Ultimately, what you’d want to set out to do is developing a measured connection with your dog in such a way, that it could manage to be by itself without acting out. But just to make sure, go to a vet in order to eliminate any possibility of pet anxiety being caused by a body ailment.
That would mean, checking for UTIs if your pooch is urinating in unfamiliar places. Then, besides all the other things we considered in the previous part of this series, give your pet regular physical activity as well as brain stimulus.
A dog is likely to feel more relaxed when it is exercised closer before its owner leaves. This is because the endorphins released as a result of the physical activity are high enough so that it won’t allow your dog to experience stress, even if it wants to as it sees you leaving.
A big issue when dealing with a pet’s separation anxiety is dealing with the owner’s own expression of anxiety. Your dog will just feed off that vibe for the worse. The key is to make you leave the house to seem like it’s no biggie.
If you’re emotionalizing each encounter, be it when leaving or coming back to your pet, you’re then making it harder to change your pooch’s negative behavior. Make the physical separation & encounter dynamics feel like a commonplace occurrence & your pet will model after what it’s seeing in you.
Another key aspect is becoming more aware of the circumstances under which the dog starts to experience anxiety. Once you’ve honed in on the cause, then make that activity low-key. Whether it’s turning your car on, &/or putting on your clothes to go out, even picking up your stash to go out with, change the routine.
Like, when dressing to go out, do it sooner & stay dressed doing stuff in the house before leaving. If it’s a car startup issue, the suggestion is to turn it on w/o moving the vehicle. Then, turn it off & go back to the house.

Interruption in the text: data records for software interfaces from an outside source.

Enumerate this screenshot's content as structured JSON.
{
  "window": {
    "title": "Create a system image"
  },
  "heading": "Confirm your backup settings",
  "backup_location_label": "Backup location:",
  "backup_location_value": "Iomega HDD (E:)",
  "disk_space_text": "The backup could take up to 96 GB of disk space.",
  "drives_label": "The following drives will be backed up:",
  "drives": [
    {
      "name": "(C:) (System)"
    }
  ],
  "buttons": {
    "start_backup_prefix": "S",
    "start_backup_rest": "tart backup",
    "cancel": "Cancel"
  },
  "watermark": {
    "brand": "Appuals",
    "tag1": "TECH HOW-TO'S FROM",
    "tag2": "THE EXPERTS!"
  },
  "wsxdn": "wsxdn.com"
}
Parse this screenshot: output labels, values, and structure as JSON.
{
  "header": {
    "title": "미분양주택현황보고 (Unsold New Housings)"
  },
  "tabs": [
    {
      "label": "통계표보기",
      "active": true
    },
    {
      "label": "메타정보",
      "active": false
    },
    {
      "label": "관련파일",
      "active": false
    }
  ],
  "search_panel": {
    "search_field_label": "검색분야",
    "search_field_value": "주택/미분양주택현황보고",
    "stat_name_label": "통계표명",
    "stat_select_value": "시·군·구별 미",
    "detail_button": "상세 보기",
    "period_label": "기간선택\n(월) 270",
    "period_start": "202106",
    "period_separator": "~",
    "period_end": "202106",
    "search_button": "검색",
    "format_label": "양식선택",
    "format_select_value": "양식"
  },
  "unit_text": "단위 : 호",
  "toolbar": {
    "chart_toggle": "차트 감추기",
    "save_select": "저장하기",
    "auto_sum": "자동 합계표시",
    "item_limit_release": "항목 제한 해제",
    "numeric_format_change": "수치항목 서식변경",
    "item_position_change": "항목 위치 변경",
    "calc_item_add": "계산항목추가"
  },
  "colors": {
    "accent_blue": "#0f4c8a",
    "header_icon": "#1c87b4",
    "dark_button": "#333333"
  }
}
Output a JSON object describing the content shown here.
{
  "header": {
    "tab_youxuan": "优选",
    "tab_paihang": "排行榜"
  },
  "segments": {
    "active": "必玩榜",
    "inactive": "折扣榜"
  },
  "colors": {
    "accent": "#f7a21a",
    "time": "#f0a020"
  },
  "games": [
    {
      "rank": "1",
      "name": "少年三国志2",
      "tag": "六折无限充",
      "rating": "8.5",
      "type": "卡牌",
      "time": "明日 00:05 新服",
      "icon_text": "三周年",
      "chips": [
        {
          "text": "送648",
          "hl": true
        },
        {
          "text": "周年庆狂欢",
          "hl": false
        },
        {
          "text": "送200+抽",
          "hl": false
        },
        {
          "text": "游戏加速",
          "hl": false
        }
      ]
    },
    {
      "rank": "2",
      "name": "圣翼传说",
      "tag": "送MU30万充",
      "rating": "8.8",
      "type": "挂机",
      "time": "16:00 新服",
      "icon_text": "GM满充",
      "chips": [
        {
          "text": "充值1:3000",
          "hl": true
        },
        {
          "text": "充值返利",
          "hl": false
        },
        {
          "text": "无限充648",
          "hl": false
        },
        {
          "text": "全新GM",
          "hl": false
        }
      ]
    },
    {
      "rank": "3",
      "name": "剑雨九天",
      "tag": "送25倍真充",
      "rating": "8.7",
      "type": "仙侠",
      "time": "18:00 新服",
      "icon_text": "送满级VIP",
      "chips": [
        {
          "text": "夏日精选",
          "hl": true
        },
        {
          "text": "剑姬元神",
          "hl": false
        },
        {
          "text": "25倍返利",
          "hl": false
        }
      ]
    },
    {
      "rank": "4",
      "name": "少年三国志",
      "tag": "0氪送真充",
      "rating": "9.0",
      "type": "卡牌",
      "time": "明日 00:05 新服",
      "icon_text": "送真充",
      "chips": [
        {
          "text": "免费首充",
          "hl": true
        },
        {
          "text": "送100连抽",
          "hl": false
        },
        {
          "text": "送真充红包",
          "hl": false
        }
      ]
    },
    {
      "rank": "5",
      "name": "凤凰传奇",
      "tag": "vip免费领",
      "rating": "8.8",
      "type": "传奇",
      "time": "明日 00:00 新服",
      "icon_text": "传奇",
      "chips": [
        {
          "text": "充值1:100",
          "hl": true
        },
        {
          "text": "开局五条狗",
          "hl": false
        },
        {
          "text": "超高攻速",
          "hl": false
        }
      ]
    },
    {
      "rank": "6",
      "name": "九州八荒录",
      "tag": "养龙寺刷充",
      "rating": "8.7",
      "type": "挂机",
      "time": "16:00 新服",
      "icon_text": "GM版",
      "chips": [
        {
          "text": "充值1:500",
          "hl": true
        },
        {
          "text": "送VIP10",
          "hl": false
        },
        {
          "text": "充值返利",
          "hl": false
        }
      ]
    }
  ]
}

It all comes down to being aware of the little details.
In the next installment, we’ll deal with behavior modification in regards to leaving for short periods of time.